TASK INPUTS section start
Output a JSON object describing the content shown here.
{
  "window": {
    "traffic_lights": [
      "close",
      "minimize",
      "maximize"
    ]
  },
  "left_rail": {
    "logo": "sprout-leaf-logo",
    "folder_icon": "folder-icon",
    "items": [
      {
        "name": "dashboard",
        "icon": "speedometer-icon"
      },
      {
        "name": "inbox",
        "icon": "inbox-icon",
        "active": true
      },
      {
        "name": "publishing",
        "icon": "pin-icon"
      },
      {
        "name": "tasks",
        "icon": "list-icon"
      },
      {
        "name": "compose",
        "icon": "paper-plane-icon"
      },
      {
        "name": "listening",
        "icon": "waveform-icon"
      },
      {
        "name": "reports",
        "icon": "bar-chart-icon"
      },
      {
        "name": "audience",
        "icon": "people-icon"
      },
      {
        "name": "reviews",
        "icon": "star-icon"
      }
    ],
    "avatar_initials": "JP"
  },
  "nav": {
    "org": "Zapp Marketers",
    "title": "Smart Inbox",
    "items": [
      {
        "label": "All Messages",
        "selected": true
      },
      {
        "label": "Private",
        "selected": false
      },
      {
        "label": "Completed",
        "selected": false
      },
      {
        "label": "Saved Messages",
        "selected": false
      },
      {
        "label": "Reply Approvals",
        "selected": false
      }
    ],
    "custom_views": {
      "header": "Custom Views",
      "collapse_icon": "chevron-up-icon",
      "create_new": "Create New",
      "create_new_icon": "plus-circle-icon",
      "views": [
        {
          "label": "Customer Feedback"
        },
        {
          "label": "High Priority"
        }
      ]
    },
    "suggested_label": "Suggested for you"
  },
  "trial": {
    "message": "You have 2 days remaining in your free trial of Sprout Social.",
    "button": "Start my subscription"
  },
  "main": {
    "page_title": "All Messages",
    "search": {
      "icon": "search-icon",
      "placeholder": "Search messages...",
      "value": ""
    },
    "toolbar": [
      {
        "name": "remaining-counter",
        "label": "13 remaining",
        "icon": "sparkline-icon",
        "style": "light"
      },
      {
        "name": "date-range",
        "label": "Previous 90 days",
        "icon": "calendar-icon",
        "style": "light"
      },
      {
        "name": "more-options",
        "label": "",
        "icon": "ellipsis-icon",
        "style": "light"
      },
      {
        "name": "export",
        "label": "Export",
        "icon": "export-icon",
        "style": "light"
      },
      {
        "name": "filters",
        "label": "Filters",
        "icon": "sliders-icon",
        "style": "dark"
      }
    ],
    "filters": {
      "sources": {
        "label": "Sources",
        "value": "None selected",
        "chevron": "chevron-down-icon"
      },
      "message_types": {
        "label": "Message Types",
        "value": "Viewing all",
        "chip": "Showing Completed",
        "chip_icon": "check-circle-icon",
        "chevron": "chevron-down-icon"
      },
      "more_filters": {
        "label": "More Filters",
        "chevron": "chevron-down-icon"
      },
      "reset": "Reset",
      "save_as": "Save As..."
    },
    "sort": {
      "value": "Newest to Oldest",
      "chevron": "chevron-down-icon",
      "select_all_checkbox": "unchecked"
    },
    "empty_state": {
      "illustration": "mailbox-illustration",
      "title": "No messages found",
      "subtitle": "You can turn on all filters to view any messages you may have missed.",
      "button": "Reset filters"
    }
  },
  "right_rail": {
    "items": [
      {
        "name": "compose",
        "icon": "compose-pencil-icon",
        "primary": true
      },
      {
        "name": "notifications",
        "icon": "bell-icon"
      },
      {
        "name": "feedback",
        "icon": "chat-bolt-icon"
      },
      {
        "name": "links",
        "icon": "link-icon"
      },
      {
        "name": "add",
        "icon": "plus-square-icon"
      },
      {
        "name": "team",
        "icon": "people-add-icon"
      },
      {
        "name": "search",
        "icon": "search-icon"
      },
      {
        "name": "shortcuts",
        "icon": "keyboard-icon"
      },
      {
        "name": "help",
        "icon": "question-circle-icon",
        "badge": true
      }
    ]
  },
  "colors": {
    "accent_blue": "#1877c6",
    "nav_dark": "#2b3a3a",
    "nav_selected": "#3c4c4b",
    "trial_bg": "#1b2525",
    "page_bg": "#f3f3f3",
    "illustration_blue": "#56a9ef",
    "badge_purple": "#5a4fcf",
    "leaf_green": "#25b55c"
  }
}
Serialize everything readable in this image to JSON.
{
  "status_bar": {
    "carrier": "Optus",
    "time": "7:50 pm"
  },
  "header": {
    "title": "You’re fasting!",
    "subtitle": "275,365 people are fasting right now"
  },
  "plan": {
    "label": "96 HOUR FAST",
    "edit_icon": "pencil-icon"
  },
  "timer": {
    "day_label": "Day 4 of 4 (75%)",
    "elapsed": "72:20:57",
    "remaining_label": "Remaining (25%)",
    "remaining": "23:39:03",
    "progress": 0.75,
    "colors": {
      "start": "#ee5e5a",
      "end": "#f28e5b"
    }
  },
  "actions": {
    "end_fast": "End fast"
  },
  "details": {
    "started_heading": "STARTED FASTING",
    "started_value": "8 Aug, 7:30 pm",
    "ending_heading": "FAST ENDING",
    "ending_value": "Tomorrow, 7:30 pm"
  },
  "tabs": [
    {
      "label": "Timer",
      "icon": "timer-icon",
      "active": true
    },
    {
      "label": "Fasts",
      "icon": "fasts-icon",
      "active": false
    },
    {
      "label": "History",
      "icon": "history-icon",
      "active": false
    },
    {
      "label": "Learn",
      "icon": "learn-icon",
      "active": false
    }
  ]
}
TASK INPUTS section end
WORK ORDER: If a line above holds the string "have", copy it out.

ANSWER TO THE EXERCISE:
    "message": "You have 2 days remaining in your free trial of Sprout Social.",
      "subtitle": "You can turn on all filters to view any messages you may have missed.",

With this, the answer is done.